John Hamilton and his hunting party brought in a 13-foot-5-inch alligator with some surprises inside.
CNN  — 

Discovering prehistoric artifacts is amazing enough. But finding them deep in the belly of a massive alligator – that’s something else.

Shane Smith, owner of Red Antler Processing in Yazoo City, Mississippi, was digging through the stomach of a 13-foot-5-inch alligator when he found a couple of objects he just couldn’t place. The animal was brought in for processing of its meat and skin.

The items both turned out to be Native American artifacts dating back thousands of years, which he said he later discovered from an expert.

“My first instinct was like, no way. There’s no way this is possible,” Smith told CNN. “You naturally think that, ‘Oh, my gosh, this alligator, either ate an Indian or ate an animal that the Indian shot. But, you know, obviously the alligator is not thousands of years old.”

Smith thought the objects – a projectile point that was part of a hunting tool and something that looked like a fishing lure – were interesting enough, so he posted about it on the store’s Facebook page.

Geologist James Starnes looked at photos of the artifacts and was able to tell quite a bit about their history, based on his research of Native American artifacts found in the Mississippi Delta.
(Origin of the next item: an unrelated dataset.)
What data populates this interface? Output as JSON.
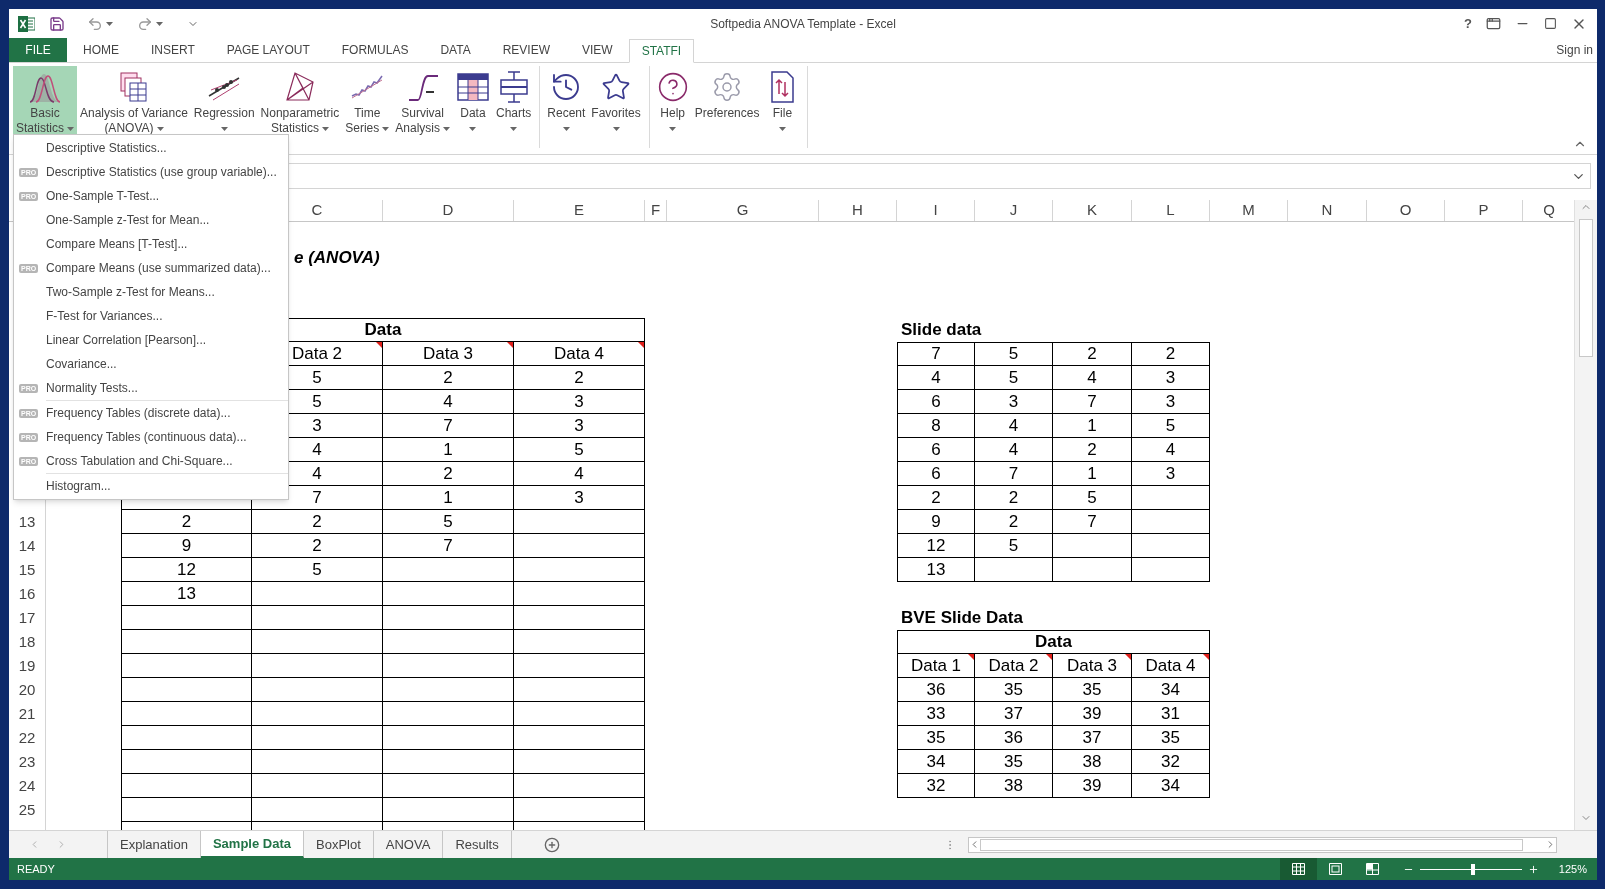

Starnes is the director of surface geology and surface mapping for the Mississippi Department of Environmental Quality.

A plummet, left, and a projectile point of an "atlatl dart point" were found inside an alligator on September 2.

He described the objects as a plummet, which is a tear-shaped metallic object of unknown use, and an “atlatl dart point,” which is a spear or dart used for hunting, Starnes said.

“We’ve had Native American inhabitants in North America, especially Mississippi, going back probably 12,000-plus years,” he said. “This technology was the technology that they would have brought with them.”

The use of the plummet is “hotly debated” among experts, Starnes said. It looks like a fishing weight or a net weight, which is what some argue it was used for.

But it’s made of hematite, an “exotic” material could have come from as far away as the Great Lakes region, Starnes said. Using an object that was so “ornate” for something utilitarian such as fishing seems unusual, he added.

The plummet appears to be from the late archaic cultural period, which was from 1000 to 2000 BC, Starnes said.

The brown-colored rock, which was part of the atlatl dart point, would have served as the base for the hunting tool, Starnes said. He described it as a base with an arrowhead attached at the tip.

“These things were made before the advent of bows and arrows in North America,” he said.

Now, the bigger question: How did these artifacts get into a giant alligator’s stomach?

Alligators are known for eating all sorts of things. This big one had fish bones and scales, teeth, the bones of small mammals, hundreds of persimmon fruit seeds and rocks, Smith said. The rocks ranged in size from a quarter to a silver dollar, he said.

This alligator was captured September 2 by John Hamilton, who found it in Eagle Lake, north of Vicksburg, Mississippi, Smith said.

Between the gator’s captor, Smith and others, the group estimated this alligator was 80 to 100 years old, Smith said.

While the contents of its stomach were something noteworthy, there was one other weird thing Smith recently found in an alligator.

Another large alligator, also found in 2021, had a “45-caliber bullet inside of his stomach,” Smith said. “The weird thing about that is the bullet had not been fired from a gun. It was just a clean bullet, so you wonder how it got there.”

Finding artifacts of this age is common in this region of Mississippi, says Starnes.

“Since this area was so heavily populated over such a long period of time, artifacts show up in some very unusual places,” Starnes said. “They can erode from the surface, or they can be exposed because of things like rain events, construction projects.”

The use of stone was popular in the archaic time period, he said.

“You could imagine that one of these sites having this much stone material is just eroding out of the bank, pretty easy pickings for an alligator, especially looking for her, you know, just something to ingest,” he said. “Alligators will pretty much eat anything.”